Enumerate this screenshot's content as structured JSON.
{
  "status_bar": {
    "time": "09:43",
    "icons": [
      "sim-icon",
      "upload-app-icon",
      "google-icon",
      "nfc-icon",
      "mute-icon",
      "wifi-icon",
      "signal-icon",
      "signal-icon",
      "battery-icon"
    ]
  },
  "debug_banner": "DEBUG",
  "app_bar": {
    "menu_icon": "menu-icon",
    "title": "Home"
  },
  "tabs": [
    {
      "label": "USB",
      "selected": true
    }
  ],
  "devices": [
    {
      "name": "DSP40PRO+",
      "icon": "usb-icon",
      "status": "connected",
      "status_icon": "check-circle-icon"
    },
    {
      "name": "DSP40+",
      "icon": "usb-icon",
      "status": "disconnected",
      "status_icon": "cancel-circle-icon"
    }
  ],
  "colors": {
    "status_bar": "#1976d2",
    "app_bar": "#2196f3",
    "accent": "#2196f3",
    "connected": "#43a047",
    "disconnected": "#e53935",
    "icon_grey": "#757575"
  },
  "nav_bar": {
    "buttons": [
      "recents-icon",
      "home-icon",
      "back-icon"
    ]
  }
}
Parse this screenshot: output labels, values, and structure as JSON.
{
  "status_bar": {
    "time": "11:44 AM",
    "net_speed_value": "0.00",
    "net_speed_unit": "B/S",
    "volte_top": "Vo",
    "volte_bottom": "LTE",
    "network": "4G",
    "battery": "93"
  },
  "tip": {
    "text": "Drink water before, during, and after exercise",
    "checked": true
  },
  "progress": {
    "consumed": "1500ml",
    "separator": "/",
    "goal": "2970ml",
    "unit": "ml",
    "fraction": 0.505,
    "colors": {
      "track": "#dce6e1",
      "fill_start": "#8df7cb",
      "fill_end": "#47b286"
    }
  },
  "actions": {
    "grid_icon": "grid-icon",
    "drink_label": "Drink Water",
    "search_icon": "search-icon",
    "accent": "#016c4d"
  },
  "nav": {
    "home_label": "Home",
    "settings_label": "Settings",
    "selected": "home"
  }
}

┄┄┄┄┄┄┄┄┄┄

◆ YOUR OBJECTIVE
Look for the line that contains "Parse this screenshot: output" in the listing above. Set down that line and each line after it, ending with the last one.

◆ ANSWER TO THIS EXERCISE
Parse this screenshot: output labels, values, and structure as JSON.
{
  "status_bar": {
    "time": "11:44 AM",
    "net_speed_value": "0.00",
    "net_speed_unit": "B/S",
    "volte_top": "Vo",
    "volte_bottom": "LTE",
    "network": "4G",
    "battery": "93"
  },
  "tip": {
    "text": "Drink water before, during, and after exercise",
    "checked": true
  },
  "progress": {
    "consumed": "1500ml",
    "separator": "/",
    "goal": "2970ml",
    "unit": "ml",
    "fraction": 0.505,
    "colors": {
      "track": "#dce6e1",
      "fill_start": "#8df7cb",
      "fill_end": "#47b286"
    }
  },
  "actions": {
    "grid_icon": "grid-icon",
    "drink_label": "Drink Water",
    "search_icon": "search-icon",
    "accent": "#016c4d"
  },
  "nav": {
    "home_label": "Home",
    "settings_label": "Settings",
    "selected": "home"
  }
}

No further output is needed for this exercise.